  • Big stories: Jesus as High Priest, Hall of Fame of Faith, cloud of witnesses
  • Author: unknown (a man, not Paul and not anyone who knew Jesus directly)
  • Time: before the destruction of the Temple in 70AD
  • “The Son is the radiance of God’s glory and the exact representation of his being, sustaining all things by his powerful word. After he had provided purification for sins, he sat down at the right hand of the Majesty in heaven.” Hebrews 1:3


  • About: practical applications of faith in Christ
  • God designed our faith to be lived out in community and in the world.
  • Big stories: perseverance in trials, taming the tongue, faith v/s deeds
  • Author: James (probably the brother of Jesus)
  • Time: before 50AD or in the early 60s
  • “You see that a person is considered righteous by what they do and not by faith alone.” James 2:24

1 Peter

  • About: perseverance under persecution from outside the church
  • God calls us to continue in holy living regardless of our circumstances.
  • Big stories: royal priesthood, Jesus as cornerstone, women’s beauty, suffering for faith, devil is a lion
  • Author: Peter, the Apostle
  • Time: 60-64AD
  • “And the God of all grace, who called you to this eternal glory in Christ, after you have suffered a little while, will himself restore you and make you strong, firm, and steadfast. To him be the power for ever and ever. Amen.” 1 Peter 5:10-11
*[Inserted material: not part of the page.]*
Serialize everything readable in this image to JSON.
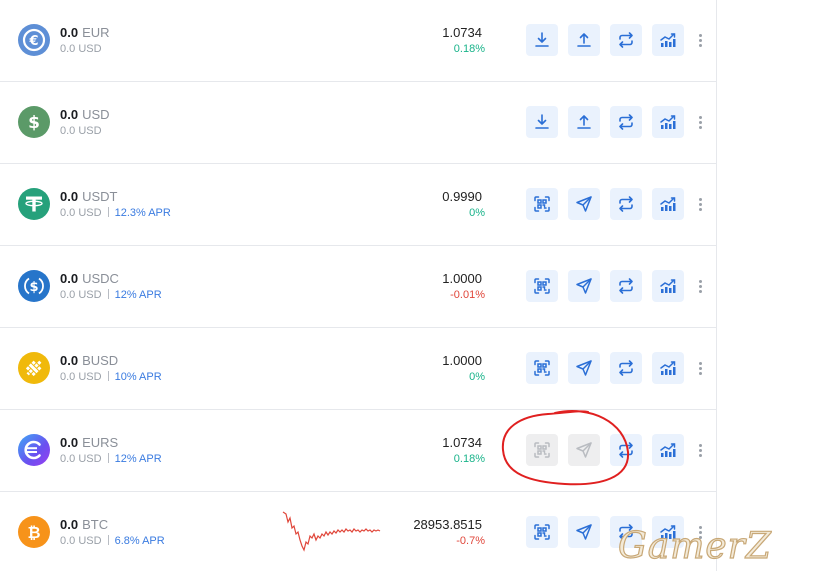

2 Peter

  • About: standing up to false teachers and other problems within the church
  • God purifies his church, making it ready for Jesus’ return.
  • Big stories: destruction of false teachers, God’s patience with humanity
  • Author: Peter, the Apostle
  • Time: 65-68AD, toward the end of Peter’s life
  • “Dear friends, since you have been forewarned, be on your guard so that you may not be carried away by the error of the lawless and fall from your secure position. But grow in the grace and knowledge of our Lord and Savior Jesus Christ.” 2 Peter 3:17-18a

1 John
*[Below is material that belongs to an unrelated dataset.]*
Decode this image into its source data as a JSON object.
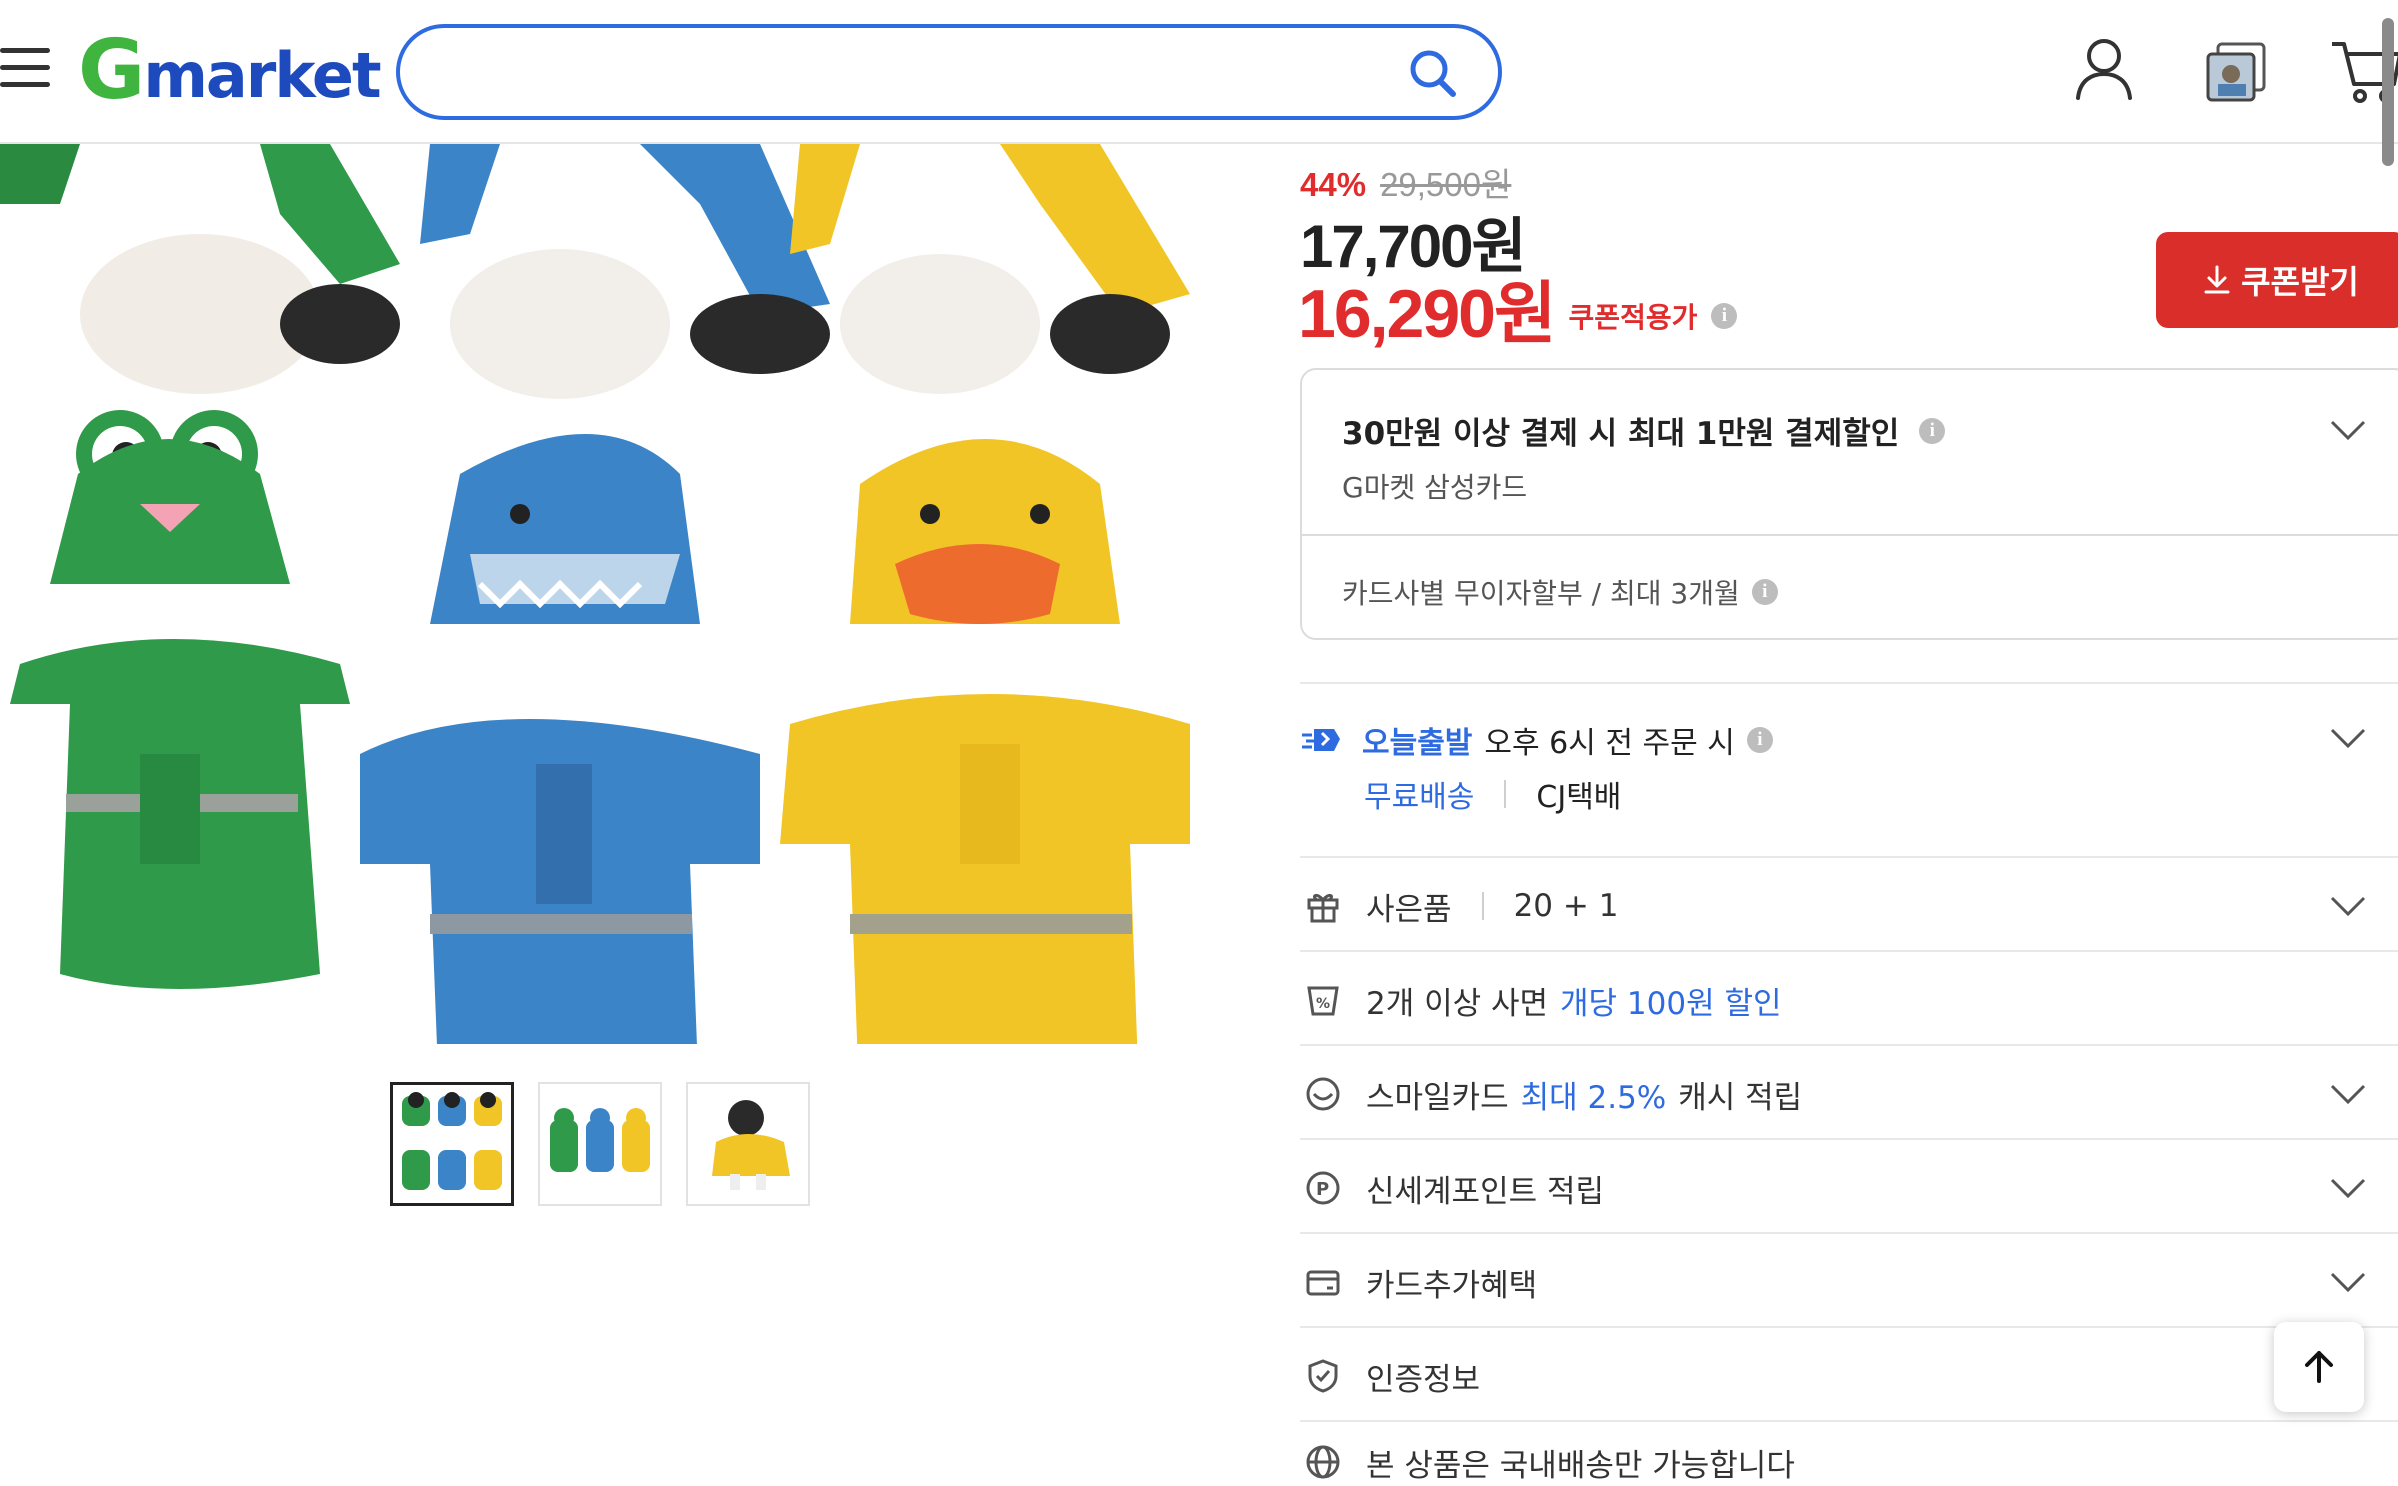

  • About: identifying false teachers, assuring salvation, God’s love
  • God’s love is active and distinguishes believers from the world.
  • Big stories: light & dark, sinfulness in the believer’s life, God is love
  • Author: John, the Apostle
  • Time: 85-95AD
  • “If anyone obeys his word, love for God is truly made complete in them. This is how we know we are in him: Whoever claims to live in him must live as Jesus did.” 1 John 2:5-6
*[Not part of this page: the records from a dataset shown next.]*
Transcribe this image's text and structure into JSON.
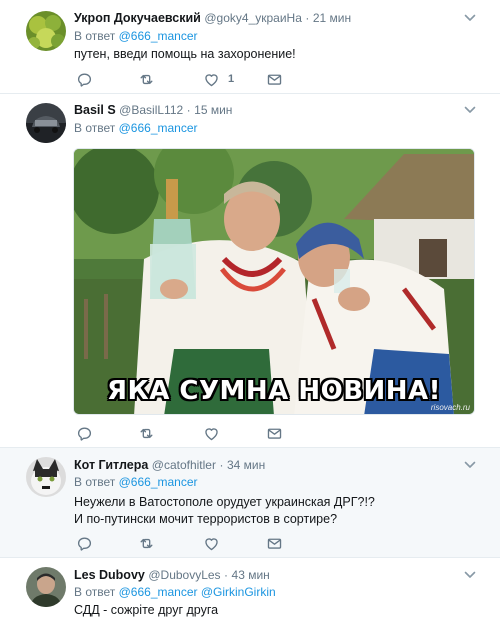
{
  "tweets": [
    {
      "name": "Укроп Докучаевский",
      "handle": "@goky4_украиНа",
      "dot": "·",
      "time": "21 мин",
      "reply_prefix": "В ответ",
      "reply_mention": "@666_mancer",
      "text": [
        "путен, введи помощь на захоронение!"
      ],
      "likes": "1"
    },
    {
      "name": "Basil S",
      "handle": "@BasilL112",
      "dot": "·",
      "time": "15 мин",
      "reply_prefix": "В ответ",
      "reply_mention": "@666_mancer",
      "meme_caption": "ЯКА СУМНА НОВИНА!",
      "meme_watermark": "risovach.ru"
    },
    {
      "name": "Кот Гитлера",
      "handle": "@catofhitler",
      "dot": "·",
      "time": "34 мин",
      "reply_prefix": "В ответ",
      "reply_mention": "@666_mancer",
      "text": [
        "Неужели в Ватостополе орудует украинская ДРГ?!?",
        "И по-путински мочит террористов в сортире?"
      ]
    },
    {
      "name": "Les Dubovy",
      "handle": "@DubovyLes",
      "dot": "·",
      "time": "43 мин",
      "reply_prefix": "В ответ",
      "reply_mention": "@666_mancer @GirkinGirkin",
      "text": [
        "СДД - сожріте друг друга"
      ]
    }
  ],
  "colors": {
    "link": "#1b95e0",
    "secondary": "#657786",
    "border": "#e6ecf0",
    "shaded_bg": "#f5f8fa"
  },
  "icons": [
    "reply-icon",
    "retweet-icon",
    "like-icon",
    "message-icon",
    "caret-down-icon"
  ]
}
2 John

  • About: loving others, rejecting false teachers
  • God shows us how to love and how to discern truth from deception.
  • Big stories: “walk in love,” don’t assist false teachers
  • Author: John, the Apostle
  • Time: 85-95AD
  • “And this is love: that we walk in obedience to his commands. As you have heard from the beginning, his command is that you walk in love.” 2 John 6

3 John

  • About: hospitality for God’s messengers
  • God’s children must take care of each other.
  • Big stories: John’s condemnation of a harsh church leader and commendation of another leader
  • Author: John, the Apostle
  • Time: 85-95AD
  • “Dear friend, do not imitate what is evil but what is good. Anyone who does what is good is from God. Anyone who does what is evil has not seen God.” 3 John 11


  • About: counteracting false teachers
  • God always knows the true believers from the false.
  • Big stories: ungodly people punished (lots of nice imagery)
  • Author: Jude/Judas (probably the brother of Jesus)
  • Time: 65-80AD
  • “But you, dear friends, by building yourselves up in your most holy faith and praying in the Holy Spirit, keep yourselves in God’s love as you wait for the mercy of our Lord Jesus Christ to bring you to eternal life.” Jude 20-21


  • About: faithfulness through persecution, Christ’s ultimate victory
  • God’s victory is sure, and all believers will join Him in it.
  • Big stories: letters to 7 churches, visions of Heaven, fall of Babylon & rise of New Jerusalem, final judgment
  • Author: John, the Apostle
  • Time: 95AD
  • “To him who loves us and has freed us from our sins by his blood, and has made us to be a kingdom and priests to serve his God and Father—to Him be glory and power for ever and ever! Amen.” Revelation 1:5b-6